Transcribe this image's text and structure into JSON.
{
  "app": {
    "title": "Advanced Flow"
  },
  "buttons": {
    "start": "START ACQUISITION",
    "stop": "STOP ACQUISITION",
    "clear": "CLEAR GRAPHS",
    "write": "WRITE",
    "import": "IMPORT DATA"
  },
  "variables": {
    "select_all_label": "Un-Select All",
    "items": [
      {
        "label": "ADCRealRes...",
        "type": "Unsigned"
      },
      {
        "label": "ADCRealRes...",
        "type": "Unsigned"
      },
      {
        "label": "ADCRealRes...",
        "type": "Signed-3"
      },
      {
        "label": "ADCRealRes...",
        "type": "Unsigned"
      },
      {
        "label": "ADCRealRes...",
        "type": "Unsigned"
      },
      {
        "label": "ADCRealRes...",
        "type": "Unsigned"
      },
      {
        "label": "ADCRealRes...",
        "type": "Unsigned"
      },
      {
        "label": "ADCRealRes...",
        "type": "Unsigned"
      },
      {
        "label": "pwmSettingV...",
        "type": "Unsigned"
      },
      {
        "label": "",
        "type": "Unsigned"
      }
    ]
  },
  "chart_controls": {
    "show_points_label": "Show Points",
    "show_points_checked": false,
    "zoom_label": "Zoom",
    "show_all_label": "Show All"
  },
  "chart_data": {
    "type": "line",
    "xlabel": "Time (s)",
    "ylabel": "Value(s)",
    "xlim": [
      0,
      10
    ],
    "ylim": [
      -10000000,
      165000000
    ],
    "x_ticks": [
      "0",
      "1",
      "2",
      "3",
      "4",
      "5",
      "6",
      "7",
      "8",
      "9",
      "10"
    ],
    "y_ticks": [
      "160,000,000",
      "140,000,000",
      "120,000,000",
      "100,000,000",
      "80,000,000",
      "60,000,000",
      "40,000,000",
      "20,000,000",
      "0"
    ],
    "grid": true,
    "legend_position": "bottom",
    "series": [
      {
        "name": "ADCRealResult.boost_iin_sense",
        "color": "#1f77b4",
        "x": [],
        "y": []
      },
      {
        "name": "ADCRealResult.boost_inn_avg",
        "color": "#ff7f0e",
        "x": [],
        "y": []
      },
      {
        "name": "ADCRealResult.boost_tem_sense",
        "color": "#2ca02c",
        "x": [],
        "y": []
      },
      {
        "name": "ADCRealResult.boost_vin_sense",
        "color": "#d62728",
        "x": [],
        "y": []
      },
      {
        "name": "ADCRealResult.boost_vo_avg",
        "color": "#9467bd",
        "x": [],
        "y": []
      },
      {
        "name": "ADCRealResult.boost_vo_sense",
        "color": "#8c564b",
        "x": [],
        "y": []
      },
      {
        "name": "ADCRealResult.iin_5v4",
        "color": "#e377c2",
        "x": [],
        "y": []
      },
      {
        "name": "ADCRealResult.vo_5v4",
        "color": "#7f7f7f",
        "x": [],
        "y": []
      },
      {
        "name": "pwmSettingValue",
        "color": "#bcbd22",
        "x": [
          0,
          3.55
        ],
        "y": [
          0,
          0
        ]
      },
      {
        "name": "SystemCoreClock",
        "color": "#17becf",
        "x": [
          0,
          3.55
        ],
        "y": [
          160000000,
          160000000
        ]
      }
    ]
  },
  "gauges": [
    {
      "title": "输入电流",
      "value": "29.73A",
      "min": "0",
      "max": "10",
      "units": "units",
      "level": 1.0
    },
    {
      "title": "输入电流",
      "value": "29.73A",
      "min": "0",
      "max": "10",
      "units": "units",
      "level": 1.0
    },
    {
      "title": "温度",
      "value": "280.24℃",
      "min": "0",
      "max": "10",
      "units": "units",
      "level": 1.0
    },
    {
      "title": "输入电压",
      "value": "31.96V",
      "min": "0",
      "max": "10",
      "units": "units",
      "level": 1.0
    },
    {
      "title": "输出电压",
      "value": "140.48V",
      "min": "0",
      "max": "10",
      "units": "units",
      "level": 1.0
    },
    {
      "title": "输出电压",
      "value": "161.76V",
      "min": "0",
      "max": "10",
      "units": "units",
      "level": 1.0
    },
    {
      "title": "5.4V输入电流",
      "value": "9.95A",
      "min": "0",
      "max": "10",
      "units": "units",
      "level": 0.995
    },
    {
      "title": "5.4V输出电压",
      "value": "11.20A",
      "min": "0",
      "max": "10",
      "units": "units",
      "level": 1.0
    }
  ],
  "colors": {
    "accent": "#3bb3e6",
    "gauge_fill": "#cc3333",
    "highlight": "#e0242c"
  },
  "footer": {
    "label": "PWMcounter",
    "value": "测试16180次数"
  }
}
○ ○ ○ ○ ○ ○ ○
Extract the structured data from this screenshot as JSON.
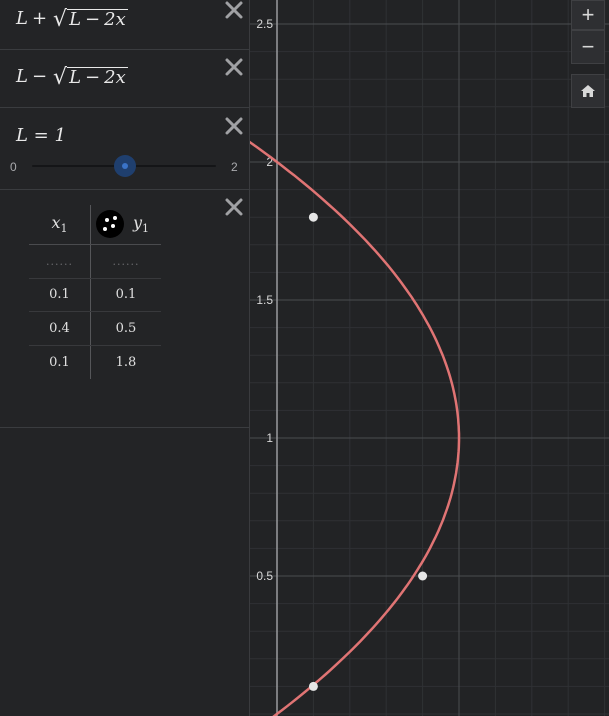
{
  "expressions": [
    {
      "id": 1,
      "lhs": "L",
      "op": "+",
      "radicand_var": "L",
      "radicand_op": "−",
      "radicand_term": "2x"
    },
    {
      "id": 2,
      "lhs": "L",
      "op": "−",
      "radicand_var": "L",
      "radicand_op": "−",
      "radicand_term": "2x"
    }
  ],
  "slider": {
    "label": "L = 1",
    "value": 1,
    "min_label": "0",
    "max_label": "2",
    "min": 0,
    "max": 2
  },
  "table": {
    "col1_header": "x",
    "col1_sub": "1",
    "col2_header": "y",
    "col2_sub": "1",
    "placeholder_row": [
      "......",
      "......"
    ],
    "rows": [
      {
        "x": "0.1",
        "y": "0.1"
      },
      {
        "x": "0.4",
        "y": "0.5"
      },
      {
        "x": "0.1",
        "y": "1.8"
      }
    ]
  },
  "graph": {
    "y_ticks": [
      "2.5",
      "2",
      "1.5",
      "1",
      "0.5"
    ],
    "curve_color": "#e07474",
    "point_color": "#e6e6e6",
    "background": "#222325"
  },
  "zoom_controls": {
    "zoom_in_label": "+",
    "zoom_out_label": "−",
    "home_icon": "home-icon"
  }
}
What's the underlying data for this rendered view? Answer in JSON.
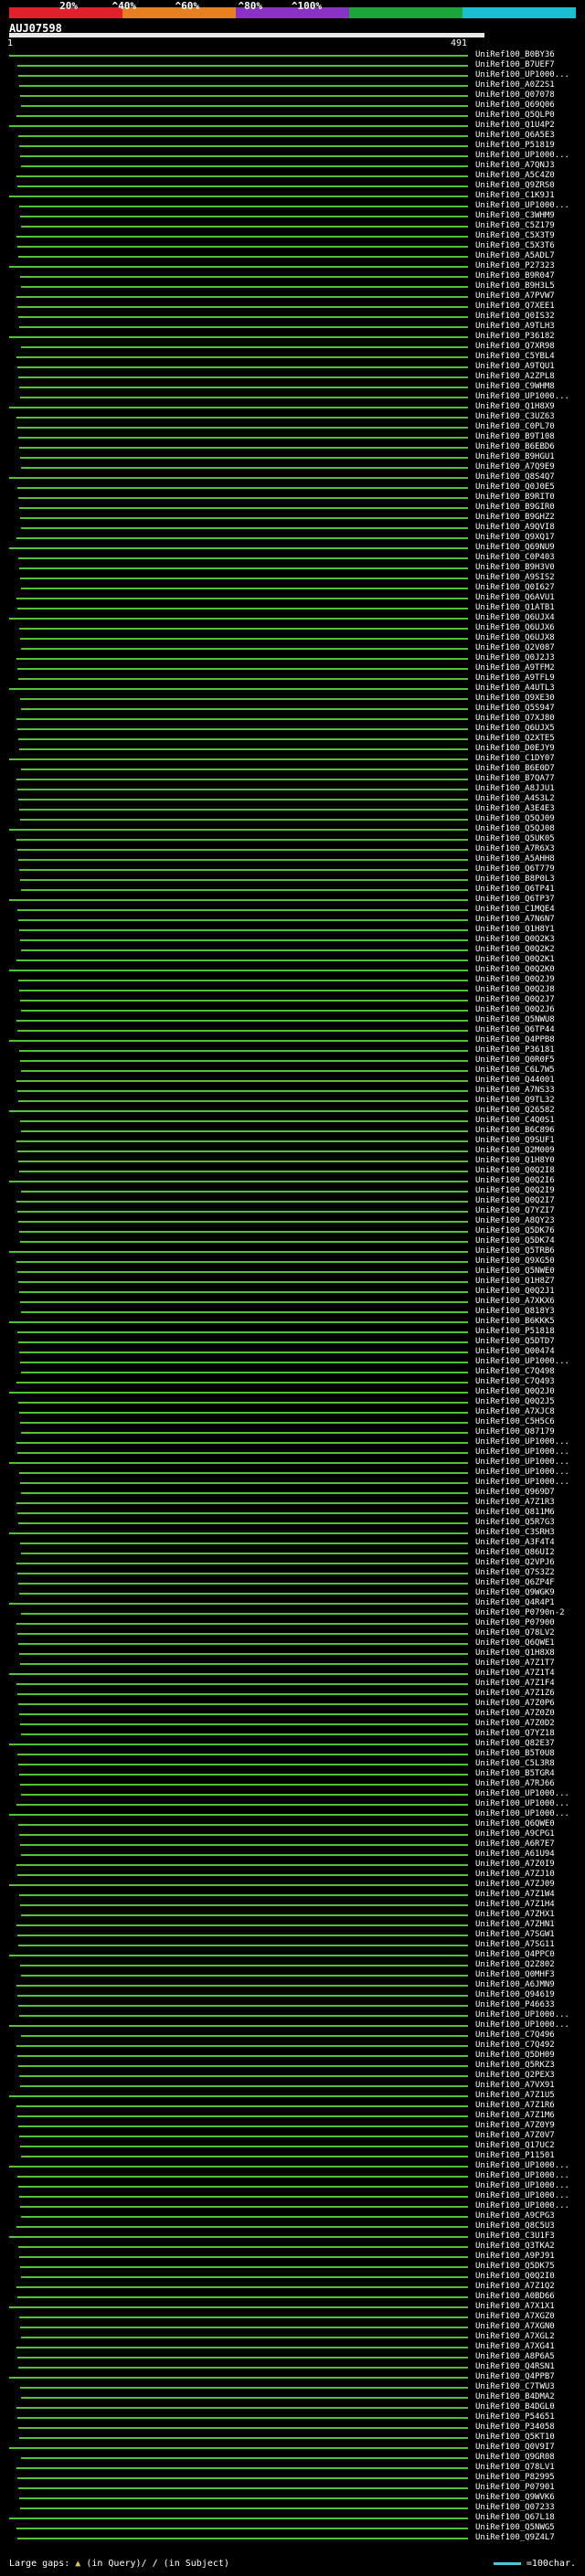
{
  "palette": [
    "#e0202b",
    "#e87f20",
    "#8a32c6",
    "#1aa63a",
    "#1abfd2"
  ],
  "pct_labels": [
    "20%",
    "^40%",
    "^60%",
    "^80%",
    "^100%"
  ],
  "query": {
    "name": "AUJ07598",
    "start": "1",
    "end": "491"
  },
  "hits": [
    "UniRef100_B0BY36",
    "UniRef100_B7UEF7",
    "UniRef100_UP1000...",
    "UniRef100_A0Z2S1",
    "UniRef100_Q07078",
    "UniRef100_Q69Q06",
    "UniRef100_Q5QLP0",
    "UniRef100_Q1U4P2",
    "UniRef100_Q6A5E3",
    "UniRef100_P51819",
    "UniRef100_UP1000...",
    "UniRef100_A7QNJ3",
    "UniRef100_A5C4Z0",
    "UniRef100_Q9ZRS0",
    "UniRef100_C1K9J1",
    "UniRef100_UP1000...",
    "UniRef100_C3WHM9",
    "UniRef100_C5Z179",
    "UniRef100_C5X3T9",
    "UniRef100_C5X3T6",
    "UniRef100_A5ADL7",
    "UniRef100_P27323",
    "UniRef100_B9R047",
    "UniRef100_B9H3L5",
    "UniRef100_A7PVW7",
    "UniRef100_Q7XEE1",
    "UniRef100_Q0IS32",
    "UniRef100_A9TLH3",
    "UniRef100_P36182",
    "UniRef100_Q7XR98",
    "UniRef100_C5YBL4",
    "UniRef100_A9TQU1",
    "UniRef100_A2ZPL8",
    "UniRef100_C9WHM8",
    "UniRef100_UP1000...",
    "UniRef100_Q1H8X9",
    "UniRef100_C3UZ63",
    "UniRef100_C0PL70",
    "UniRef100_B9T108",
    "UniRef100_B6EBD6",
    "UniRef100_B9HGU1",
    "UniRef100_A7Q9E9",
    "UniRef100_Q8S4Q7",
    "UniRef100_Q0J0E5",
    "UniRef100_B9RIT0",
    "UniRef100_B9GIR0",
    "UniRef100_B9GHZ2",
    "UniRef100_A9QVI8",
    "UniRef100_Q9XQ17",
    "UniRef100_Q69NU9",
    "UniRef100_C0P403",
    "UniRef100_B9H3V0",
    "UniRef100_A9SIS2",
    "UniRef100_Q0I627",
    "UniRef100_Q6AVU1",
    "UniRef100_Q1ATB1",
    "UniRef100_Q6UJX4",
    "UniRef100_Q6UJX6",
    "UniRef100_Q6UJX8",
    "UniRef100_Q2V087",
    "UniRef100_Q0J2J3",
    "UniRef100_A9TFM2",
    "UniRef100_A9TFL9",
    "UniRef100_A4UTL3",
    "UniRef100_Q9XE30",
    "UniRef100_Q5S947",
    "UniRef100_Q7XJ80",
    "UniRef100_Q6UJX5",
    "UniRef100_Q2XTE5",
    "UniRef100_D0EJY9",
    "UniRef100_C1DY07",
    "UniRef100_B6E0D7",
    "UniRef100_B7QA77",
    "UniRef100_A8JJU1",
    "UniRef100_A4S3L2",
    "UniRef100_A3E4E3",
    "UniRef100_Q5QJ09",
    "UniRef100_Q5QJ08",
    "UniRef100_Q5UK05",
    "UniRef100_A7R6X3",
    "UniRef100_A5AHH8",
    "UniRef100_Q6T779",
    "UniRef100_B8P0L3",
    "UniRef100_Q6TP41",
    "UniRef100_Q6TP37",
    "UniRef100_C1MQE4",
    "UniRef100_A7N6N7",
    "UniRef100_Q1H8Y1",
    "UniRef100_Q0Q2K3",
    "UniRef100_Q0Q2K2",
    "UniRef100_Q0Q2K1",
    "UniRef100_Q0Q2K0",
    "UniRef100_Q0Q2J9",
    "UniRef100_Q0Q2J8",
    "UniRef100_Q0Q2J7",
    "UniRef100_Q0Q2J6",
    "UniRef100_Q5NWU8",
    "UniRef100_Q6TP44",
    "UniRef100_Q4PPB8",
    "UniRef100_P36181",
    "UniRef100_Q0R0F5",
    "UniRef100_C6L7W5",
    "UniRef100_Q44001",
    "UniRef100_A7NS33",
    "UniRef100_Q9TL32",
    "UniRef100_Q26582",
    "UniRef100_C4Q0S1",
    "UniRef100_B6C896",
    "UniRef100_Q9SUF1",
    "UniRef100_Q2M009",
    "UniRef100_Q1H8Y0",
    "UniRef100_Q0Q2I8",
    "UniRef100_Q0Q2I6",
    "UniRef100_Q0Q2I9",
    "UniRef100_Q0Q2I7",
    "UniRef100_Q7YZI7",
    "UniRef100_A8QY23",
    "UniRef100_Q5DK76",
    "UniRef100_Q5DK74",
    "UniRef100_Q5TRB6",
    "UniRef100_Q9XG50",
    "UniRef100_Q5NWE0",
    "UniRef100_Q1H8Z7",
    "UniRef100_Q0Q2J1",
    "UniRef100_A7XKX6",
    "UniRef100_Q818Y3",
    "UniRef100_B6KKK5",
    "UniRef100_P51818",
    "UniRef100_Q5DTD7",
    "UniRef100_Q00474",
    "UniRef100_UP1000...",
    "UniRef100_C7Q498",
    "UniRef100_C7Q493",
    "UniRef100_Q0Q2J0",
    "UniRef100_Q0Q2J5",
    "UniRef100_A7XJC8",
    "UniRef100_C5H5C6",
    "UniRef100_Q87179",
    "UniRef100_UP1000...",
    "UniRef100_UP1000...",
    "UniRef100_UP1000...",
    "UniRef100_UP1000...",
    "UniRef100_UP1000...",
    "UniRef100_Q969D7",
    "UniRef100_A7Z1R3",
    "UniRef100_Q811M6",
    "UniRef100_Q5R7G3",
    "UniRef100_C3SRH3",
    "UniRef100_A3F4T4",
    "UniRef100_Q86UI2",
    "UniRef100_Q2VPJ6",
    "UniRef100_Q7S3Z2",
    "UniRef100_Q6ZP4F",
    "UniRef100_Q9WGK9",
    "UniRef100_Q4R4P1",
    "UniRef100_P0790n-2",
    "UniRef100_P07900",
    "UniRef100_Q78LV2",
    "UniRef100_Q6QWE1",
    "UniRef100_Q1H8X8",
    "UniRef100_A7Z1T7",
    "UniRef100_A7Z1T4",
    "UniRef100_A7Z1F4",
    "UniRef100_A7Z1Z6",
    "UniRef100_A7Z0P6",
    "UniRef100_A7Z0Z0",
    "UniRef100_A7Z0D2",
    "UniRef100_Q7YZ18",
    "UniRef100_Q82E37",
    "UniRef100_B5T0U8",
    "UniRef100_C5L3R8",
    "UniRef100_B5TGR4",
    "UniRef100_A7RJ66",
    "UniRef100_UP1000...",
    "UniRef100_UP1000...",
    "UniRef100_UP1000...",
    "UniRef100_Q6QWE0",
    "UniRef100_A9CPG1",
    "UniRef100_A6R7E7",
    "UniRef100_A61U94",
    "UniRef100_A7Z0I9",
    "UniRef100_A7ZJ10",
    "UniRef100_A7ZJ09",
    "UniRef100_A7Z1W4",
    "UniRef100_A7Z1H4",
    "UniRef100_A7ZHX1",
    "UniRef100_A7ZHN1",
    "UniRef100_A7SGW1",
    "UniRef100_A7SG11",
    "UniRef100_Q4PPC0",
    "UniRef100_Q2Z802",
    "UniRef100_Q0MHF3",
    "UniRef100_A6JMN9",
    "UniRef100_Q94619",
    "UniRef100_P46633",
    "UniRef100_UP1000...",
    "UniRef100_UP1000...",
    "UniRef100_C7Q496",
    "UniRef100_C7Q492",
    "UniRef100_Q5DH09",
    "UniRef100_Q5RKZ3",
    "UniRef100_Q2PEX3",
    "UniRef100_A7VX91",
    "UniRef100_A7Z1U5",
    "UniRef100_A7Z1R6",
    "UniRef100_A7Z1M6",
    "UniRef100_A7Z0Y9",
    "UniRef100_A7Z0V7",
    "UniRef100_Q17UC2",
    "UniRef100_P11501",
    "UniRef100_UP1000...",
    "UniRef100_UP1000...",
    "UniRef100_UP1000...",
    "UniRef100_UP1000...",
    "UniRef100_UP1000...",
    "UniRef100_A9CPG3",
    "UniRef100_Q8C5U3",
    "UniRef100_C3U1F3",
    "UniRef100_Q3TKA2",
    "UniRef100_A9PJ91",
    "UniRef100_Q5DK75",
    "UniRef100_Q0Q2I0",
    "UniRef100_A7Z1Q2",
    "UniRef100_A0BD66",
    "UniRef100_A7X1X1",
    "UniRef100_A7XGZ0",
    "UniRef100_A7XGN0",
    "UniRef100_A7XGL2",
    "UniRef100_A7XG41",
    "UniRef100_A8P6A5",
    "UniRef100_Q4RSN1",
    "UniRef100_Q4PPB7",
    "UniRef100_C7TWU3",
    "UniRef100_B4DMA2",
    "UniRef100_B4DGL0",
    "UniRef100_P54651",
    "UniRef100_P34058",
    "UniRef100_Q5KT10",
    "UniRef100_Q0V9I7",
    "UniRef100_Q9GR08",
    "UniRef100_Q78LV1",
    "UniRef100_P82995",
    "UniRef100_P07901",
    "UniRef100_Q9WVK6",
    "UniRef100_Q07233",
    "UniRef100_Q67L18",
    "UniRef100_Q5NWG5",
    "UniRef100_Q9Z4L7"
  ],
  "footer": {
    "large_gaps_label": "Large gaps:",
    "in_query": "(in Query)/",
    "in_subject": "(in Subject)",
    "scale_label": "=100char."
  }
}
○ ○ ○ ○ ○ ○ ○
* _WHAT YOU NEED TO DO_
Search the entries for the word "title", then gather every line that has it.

* _TASK OUTPUT_
    "title": "Advanced Flow"
      "title": "输入电流",
      "title": "输入电流",
      "title": "温度",
      "title": "输入电压",
      "title": "输出电压",
      "title": "输出电压",
      "title": "5.4V输入电流",
      "title": "5.4V输出电压",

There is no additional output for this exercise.